(What to work on): Your answer is to be every line of the material that includes the string "Product".

—————

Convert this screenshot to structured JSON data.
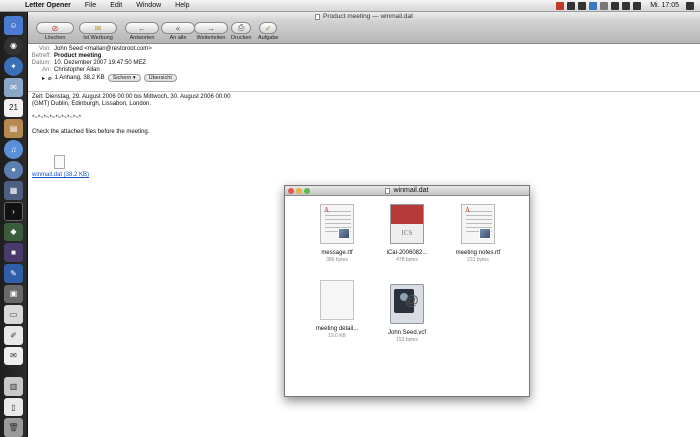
{
  "menubar": {
    "apple": "",
    "app": "Letter Opener",
    "items": [
      "File",
      "Edit",
      "Window",
      "Help"
    ],
    "clock": "Mi. 17:05"
  },
  "mail": {
    "title": "Product meeting — winmail.dat",
    "toolbar": {
      "delete": "Löschen",
      "junk": "Ist Werbung",
      "reply": "Antworten",
      "reply_all": "An alle",
      "forward": "Weiterleiten",
      "print": "Drucken",
      "task": "Aufgabe"
    },
    "headers": {
      "from_label": "Von:",
      "from": "John Seed <mallan@restoroot.com>",
      "subject_label": "Betreff:",
      "subject": "Product meeting",
      "date_label": "Datum:",
      "date": "10. Dezember 2007 19:47:50 MEZ",
      "to_label": "An:",
      "to": "Christopher Allan",
      "attachments": "1 Anhang, 38,2 KB",
      "save_button": "Sichern",
      "overview_button": "Übersicht"
    },
    "body": {
      "line1": "Zeit: Dienstag, 29. August 2006 00:00 bis Mittwoch, 30. August 2006 00:00",
      "line2": "(GMT) Dublin, Edinburgh, Lissabon, London.",
      "line3": "*~*~*~*~*~*~*~*~*",
      "line4": "Check the attached files before the meeting."
    },
    "attachment_link": "winmail.dat (38.2 KB)"
  },
  "finder": {
    "title": "winmail.dat",
    "files": [
      {
        "name": "message.rtf",
        "size": "386 bytes"
      },
      {
        "name": "iCal-2006082...",
        "size": "478 bytes"
      },
      {
        "name": "meeting notes.rtf",
        "size": "231 bytes"
      },
      {
        "name": "meeting detail...",
        "size": "19.0 KB"
      },
      {
        "name": "John Seed.vcf",
        "size": "152 bytes"
      }
    ],
    "ics_label": "ICS"
  }
}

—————

(Output for this exercise):
    "title": "Product meeting — winmail.dat",
      "subject": "Product meeting",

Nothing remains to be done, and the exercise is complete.